Cryptography Acceleration

RISC Zero’s rv32im implementation includes a number of specialized extension circuits, including two “accelerators” for cryptographic functions: SHA-256 and 256-bit modular multiplication, referred to as "bigint" multiplication. By implementing these operations directly in the “hardware” of the zkVM, programs that use these accelerators execute faster and can be proven with significantly less resources 1.

Accelerated Crates

The SHA-256 and bigint accelerators are currently integrated in "accelerated" versions of popular cryptographic Rust crates.

These crates include:

Each of these are forks of the original source code repository, with modifications to use RISC Zero cryptography extensions.

Using Accelerated Crates

When using any of the crates listed above directly, specifying the dependency as a git dependency. For example:

[dependencies.sha2]
git = "https://github.com/risc0/RustCrypto-hashes"
tag = "sha2-v0.10.6-risczero.0"

When using cryptography indirectly, e.g. via the cookie, oauth2, or revm, crates it may be possible to enable acceleration support without code changes by applying a Cargo patch.

An example of how to use these crates to accelerate ECDSA signature verification can be in the ECDSA example. Note the use of the patched versions of sha2, crypto-bigint and k256 crates used in the guest's Cargo.toml.

Adding Accelerator Support To Crates

It's possible to add accelerator support for your own crates.

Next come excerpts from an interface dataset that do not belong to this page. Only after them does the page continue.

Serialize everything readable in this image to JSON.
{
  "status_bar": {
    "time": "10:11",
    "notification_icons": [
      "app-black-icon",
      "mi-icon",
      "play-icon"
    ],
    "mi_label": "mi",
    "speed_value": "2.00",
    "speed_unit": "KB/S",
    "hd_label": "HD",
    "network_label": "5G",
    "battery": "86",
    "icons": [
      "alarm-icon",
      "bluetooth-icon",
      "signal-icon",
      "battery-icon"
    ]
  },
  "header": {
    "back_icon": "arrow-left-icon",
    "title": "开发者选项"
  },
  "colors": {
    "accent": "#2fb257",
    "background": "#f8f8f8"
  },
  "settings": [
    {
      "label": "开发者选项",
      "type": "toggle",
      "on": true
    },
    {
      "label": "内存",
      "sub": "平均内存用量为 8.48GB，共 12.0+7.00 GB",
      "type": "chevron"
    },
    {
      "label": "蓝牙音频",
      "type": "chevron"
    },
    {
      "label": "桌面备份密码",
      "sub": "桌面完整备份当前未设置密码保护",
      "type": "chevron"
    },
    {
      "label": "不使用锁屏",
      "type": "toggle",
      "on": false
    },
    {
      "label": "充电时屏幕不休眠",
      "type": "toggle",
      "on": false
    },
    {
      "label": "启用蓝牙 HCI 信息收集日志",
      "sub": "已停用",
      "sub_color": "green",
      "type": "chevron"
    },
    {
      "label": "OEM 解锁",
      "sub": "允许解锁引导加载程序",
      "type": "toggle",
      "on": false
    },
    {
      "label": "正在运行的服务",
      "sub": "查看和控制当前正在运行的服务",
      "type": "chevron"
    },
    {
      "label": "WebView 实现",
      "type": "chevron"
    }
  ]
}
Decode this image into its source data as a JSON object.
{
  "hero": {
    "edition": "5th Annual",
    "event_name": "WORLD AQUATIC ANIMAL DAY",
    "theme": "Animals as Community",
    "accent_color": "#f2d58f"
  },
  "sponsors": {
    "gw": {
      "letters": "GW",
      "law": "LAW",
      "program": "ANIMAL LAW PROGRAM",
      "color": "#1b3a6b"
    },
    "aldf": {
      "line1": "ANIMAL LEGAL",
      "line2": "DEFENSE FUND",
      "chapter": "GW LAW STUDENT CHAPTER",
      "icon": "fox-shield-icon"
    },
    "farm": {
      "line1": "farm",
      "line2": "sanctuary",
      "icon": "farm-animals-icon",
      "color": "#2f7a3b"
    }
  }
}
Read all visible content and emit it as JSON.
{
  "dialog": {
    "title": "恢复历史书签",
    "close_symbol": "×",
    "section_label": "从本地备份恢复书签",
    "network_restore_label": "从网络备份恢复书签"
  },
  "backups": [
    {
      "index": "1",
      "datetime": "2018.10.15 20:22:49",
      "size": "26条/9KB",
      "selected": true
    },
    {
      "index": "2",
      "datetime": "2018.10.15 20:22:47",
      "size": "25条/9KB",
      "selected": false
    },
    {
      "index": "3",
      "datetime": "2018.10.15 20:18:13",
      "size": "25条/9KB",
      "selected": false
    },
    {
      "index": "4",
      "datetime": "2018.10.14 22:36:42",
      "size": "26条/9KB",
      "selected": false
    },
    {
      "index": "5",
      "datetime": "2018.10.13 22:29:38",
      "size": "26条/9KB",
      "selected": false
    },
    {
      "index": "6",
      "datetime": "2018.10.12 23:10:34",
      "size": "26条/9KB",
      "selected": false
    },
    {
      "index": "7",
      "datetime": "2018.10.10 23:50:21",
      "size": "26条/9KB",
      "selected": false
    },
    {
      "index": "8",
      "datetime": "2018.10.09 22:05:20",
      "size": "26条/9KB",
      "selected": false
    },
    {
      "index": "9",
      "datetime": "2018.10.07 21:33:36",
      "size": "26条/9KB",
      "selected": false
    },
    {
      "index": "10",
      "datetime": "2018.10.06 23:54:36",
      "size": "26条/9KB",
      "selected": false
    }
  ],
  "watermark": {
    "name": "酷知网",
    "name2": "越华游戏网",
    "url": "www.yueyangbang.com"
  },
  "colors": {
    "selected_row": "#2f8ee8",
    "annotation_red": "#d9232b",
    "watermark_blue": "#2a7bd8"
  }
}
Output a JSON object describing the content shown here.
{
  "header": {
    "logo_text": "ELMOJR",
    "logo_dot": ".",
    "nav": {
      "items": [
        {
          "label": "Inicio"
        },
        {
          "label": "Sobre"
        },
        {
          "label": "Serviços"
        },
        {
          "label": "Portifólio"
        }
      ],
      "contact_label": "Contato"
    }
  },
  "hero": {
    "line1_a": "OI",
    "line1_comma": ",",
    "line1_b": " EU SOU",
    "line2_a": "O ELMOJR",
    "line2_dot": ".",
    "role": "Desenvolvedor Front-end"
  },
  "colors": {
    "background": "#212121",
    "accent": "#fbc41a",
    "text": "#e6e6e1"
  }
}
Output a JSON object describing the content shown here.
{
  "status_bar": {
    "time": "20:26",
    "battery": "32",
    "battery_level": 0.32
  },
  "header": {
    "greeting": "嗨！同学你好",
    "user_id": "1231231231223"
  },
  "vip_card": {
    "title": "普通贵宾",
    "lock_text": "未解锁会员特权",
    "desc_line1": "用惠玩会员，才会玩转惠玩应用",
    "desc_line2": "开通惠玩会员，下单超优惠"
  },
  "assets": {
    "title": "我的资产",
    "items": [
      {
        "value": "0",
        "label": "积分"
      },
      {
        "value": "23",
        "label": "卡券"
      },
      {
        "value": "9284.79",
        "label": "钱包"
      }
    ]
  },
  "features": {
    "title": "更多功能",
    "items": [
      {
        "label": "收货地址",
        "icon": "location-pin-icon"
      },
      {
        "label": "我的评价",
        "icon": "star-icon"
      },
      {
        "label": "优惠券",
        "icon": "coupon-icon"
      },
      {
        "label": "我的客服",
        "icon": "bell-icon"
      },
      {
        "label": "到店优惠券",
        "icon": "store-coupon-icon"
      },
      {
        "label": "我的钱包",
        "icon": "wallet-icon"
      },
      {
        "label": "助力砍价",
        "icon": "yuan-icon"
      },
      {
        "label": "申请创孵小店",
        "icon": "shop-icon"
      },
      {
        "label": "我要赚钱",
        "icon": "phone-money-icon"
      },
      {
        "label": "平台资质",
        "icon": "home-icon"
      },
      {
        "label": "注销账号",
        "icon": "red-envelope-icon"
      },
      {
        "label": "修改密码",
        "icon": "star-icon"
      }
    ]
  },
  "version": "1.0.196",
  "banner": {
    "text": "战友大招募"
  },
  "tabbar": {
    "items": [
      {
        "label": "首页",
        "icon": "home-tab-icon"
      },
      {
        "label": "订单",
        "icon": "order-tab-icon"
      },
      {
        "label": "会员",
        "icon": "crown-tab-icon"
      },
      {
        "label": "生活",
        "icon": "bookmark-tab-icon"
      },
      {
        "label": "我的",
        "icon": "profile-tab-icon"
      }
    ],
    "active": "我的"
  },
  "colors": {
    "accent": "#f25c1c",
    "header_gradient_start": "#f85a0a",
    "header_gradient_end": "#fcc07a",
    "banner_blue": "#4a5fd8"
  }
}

An example of how to do this can be found in this diff of RISC Zero's k256 crate fork, which shows the code changes needed to accelerate RustCrypto's secp256k1 ECDSA library. This fork starts from the base implementation, and changes the core operations to use the accelerated 256-bit modular multiplication instruction. E.g. FieldElement8x32R0::mul.

Footnotes

  1. This is similar to the cryptography support such as AES-NI or the SHA extensions for x86 processors. In both cases, the circuitry is extended to compute otherwise expensive operations in fewer instruction cycles.